#### Data in this exercise

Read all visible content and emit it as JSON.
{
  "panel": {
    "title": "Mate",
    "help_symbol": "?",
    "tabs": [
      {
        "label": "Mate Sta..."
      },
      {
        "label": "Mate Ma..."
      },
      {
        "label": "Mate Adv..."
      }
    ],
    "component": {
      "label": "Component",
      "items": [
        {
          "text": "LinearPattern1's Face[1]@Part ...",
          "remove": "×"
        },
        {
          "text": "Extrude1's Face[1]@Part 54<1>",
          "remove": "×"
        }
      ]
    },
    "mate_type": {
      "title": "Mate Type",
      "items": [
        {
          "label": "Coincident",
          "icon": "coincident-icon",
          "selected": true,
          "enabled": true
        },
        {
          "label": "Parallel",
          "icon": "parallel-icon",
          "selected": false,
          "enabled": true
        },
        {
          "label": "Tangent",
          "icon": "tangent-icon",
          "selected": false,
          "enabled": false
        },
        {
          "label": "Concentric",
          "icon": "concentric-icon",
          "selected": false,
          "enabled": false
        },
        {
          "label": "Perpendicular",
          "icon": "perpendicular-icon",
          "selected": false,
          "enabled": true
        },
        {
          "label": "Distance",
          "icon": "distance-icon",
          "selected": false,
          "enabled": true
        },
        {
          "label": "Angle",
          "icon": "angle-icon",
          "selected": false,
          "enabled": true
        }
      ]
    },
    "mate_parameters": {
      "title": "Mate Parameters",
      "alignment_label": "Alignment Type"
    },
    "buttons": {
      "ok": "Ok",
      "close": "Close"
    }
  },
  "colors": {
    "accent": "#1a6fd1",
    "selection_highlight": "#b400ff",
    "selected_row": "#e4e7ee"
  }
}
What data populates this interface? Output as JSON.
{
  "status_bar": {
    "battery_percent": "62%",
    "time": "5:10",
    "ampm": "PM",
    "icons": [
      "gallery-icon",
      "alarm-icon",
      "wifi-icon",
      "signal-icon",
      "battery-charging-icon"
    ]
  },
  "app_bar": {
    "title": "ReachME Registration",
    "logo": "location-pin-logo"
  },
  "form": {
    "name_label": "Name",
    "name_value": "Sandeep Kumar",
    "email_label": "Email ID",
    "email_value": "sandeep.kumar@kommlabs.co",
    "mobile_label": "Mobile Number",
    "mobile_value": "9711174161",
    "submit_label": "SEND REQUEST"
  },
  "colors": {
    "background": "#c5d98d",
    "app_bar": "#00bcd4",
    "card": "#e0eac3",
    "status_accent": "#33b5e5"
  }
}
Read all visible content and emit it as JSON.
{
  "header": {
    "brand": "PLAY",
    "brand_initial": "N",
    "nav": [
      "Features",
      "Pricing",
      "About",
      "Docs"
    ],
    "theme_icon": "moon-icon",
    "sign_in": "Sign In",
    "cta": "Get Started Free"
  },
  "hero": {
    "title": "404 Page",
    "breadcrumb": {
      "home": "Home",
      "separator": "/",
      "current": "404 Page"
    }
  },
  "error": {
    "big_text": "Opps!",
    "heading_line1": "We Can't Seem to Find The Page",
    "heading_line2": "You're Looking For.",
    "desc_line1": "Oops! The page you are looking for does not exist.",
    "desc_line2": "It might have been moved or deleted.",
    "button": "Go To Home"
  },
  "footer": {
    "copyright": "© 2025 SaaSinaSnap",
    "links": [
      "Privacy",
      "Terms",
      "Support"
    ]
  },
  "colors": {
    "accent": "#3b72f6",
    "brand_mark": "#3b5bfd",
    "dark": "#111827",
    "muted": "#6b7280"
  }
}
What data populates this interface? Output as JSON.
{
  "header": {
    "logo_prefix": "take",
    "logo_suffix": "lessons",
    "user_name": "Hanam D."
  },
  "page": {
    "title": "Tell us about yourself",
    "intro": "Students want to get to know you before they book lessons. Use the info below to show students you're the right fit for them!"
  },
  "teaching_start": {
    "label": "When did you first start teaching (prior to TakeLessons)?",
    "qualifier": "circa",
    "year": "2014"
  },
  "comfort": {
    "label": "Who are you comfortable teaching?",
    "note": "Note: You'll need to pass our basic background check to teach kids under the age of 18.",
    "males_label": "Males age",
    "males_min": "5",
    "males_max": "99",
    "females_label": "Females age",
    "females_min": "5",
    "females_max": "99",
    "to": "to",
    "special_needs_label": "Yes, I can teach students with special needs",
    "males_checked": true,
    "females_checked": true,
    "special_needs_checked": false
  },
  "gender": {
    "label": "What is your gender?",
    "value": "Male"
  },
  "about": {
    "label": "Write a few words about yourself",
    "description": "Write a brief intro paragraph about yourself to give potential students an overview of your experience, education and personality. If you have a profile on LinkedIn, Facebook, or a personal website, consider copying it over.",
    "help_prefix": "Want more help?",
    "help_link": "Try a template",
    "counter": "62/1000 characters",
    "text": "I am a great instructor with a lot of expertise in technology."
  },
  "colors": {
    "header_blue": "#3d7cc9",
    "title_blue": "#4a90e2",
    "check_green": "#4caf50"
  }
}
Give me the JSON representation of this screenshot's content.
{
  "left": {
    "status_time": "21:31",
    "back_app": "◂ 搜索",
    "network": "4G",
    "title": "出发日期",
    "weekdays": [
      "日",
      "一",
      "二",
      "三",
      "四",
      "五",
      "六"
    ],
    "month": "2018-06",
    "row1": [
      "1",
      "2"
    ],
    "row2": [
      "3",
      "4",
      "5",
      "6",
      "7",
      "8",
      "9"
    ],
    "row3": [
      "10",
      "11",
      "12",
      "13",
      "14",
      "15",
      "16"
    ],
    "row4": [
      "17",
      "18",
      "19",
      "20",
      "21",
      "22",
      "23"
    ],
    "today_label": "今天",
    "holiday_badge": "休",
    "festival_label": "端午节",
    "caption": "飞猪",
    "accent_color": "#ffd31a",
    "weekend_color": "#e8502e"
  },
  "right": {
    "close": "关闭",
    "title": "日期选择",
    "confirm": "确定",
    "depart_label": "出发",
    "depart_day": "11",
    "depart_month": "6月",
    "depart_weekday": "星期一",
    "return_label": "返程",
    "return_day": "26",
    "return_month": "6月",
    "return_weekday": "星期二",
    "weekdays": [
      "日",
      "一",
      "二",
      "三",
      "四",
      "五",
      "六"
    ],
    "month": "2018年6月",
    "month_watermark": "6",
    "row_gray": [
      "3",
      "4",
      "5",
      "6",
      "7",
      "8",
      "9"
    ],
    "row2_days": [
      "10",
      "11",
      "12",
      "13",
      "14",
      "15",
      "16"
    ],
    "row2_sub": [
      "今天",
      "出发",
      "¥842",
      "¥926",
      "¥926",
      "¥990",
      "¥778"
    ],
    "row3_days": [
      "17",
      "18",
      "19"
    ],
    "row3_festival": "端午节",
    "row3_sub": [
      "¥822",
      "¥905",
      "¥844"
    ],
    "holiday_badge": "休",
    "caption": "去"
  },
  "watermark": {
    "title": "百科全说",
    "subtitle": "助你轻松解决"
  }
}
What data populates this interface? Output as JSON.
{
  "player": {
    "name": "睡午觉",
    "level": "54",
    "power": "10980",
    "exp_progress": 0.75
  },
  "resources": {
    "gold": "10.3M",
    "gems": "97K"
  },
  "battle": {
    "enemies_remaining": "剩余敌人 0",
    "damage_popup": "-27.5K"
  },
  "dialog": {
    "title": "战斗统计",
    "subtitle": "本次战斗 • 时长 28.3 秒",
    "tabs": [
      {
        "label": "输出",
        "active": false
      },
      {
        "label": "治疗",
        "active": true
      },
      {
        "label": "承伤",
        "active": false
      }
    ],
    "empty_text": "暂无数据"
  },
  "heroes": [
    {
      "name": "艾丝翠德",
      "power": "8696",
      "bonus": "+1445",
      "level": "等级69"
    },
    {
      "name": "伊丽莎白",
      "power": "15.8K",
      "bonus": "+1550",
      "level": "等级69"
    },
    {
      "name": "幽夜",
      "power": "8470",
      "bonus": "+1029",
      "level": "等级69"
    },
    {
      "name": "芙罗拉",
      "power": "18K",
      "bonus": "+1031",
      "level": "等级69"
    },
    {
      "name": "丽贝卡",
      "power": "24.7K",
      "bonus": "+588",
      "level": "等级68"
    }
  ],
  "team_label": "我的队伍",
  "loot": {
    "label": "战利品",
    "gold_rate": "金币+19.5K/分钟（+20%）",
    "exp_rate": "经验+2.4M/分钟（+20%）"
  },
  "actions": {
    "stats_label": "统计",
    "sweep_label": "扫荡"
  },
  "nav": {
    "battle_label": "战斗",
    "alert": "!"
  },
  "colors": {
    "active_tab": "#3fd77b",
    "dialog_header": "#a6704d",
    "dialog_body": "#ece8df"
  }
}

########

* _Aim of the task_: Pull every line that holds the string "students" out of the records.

* _Task answer_:
    "intro": "Students want to get to know you before they book lessons. Use the info below to show students you're the right fit for them!"
    "special_needs_label": "Yes, I can teach students with special needs",
    "description": "Write a brief intro paragraph about yourself to give potential students an overview of your experience, education and personality. If you have a profile on LinkedIn, Facebook, or a personal website, consider copying it over.",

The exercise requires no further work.